Oral Health Prev Dent 18 (2020), Open Access  (12.02.2020)

Open Access ORAL HEALTH, Online Article, Page 701-706, doi:10.3290/j.ohpd.a45073, PubMed:32895652

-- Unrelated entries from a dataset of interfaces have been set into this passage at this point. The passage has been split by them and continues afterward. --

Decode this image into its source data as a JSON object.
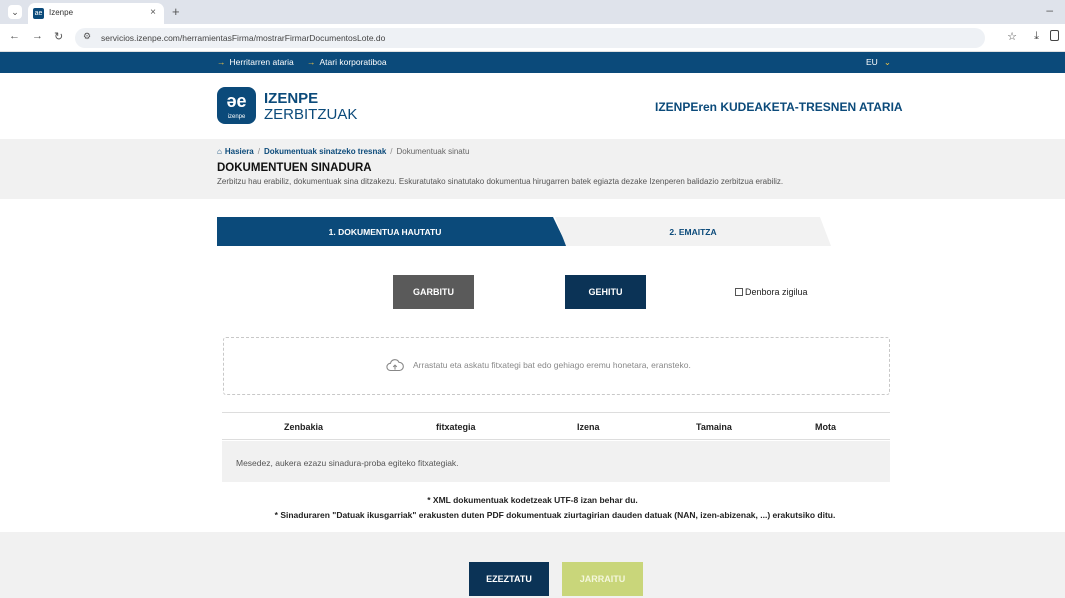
{
  "browser": {
    "tab_title": "Izenpe",
    "tab_close": "×",
    "new_tab": "+",
    "url": "servicios.izenpe.com/herramientasFirma/mostrarFirmarDocumentosLote.do"
  },
  "topbar": {
    "link1": "Herritarren ataria",
    "link2": "Atari korporatiboa",
    "language": "EU"
  },
  "header": {
    "logo_mark": "əe",
    "logo_sub": "izenpe",
    "brand_line1": "IZENPE",
    "brand_line2": "ZERBITZUAK",
    "portal_title": "IZENPEren KUDEAKETA-TRESNEN ATARIA"
  },
  "breadcrumb": {
    "home": "Hasiera",
    "level2": "Dokumentuak sinatzeko tresnak",
    "current": "Dokumentuak sinatu"
  },
  "page": {
    "title": "DOKUMENTUEN SINADURA",
    "description": "Zerbitzu hau erabiliz, dokumentuak sina ditzakezu. Eskuratutako sinatutako dokumentua hirugarren batek egiazta dezake Izenperen balidazio zerbitzua erabiliz."
  },
  "steps": [
    {
      "label": "1. DOKUMENTUA HAUTATU",
      "active": true
    },
    {
      "label": "2. EMAITZA",
      "active": false
    }
  ],
  "actions": {
    "clear_label": "GARBITU",
    "add_label": "GEHITU",
    "timestamp_label": "Denbora zigilua",
    "timestamp_checked": false
  },
  "dropzone": {
    "text": "Arrastatu eta askatu fitxategi bat edo gehiago eremu honetara, eransteko."
  },
  "table": {
    "columns": [
      "Zenbakia",
      "fitxategia",
      "Izena",
      "Tamaina",
      "Mota"
    ],
    "empty_message": "Mesedez, aukera ezazu sinadura-proba egiteko fitxategiak."
  },
  "notes": {
    "note1": "* XML dokumentuak kodetzeak UTF-8 izan behar du.",
    "note2": "* Sinaduraren \"Datuak ikusgarriak\" erakusten duten PDF dokumentuak ziurtagirian dauden datuak (NAN, izen-abizenak, ...) erakutsiko ditu."
  },
  "footer": {
    "cancel_label": "EZEZTATU",
    "next_label": "JARRAITU"
  },
  "colors": {
    "primary": "#0b4a7a",
    "dark_button": "#0b3356",
    "accent_arrow": "#f5c542",
    "disabled_next": "#c9d67a"
  }
}
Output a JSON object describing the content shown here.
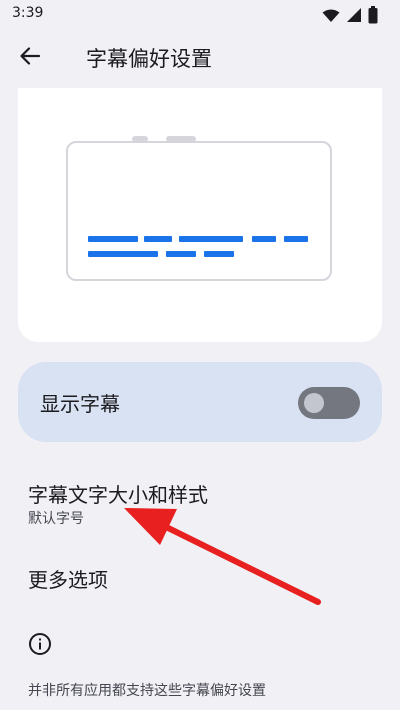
{
  "status_bar": {
    "time": "3:39",
    "icons": [
      "wifi-icon",
      "signal-icon",
      "battery-icon"
    ]
  },
  "app_bar": {
    "back_icon": "arrow-back-icon",
    "title": "字幕偏好设置"
  },
  "preview": {
    "caption_color": "#1A73E8"
  },
  "show_captions": {
    "label": "显示字幕",
    "enabled": false
  },
  "items": [
    {
      "title": "字幕文字大小和样式",
      "subtitle": "默认字号"
    },
    {
      "title": "更多选项"
    }
  ],
  "footer": {
    "icon": "info-icon",
    "note": "并非所有应用都支持这些字幕偏好设置"
  },
  "annotation": {
    "arrow_color": "#E8201F"
  }
}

Online Article: Effect of Duodenogastric Reflux on Dental Enamel
Faraoni, Juliana Jendiroba / de Andrade, Julia Barone / de Matos, Laís Lopes Machado / Palma-Dibb, Regina Guenka
Purpose: To evaluate the effects of stomach and duodenal fluid on enamel surfaces, simulating the action of refluxed liquid in patients with duodenogastric reflux.
Methods and Materials: Forty bovine incisors were used to obtain enamel fragments. Only half of the enamel surface was exposed to erosive challenges; the samples were then randomly divided into the following four groups (n = 10): G1: HCl; G2: HCl + pepsin; G3: HCl + ox bile + NaHCO3; and G4: HCl + pancreatin + NaHCO3. The specimens were placed in 37°C solutions, six times per day, for 20 s, over a period of 5 days and then analysed for morphology, surface roughness and the step formed on the dental enamel using confocal laser microscopy. The data were analysed using the Kruskal-Wallis and Dunn's test (p <0.05).
Results: Both analyses revealed a higher step and surface roughness for the G3 group (5.6 μm ± 1.69, 2.2 μm ± 1.61), which were statistically significant compared with the G1 and G2 groups (3.9 μm ± 1.5 μm; 1.0 μm ± 0.18; 3.7 μm ± 1.45; and 0.9 μm ± 0.12) (p <0.05); only the step in the G4 group (4.9 μm ± 1.8 μm) was similar to that of the G3 group (p >0.05). Morphological analysis showed greater structural loss in the G3 and G4 groups.
Conclusions: Bile and pancreatin, in combination with hydrochloric acid, may promote a greater loss of structure, increased surface roughness and loss of enamel prismatic anatomy.

Keywords: reflux, dental erosion, duodenogastric reflux, enamel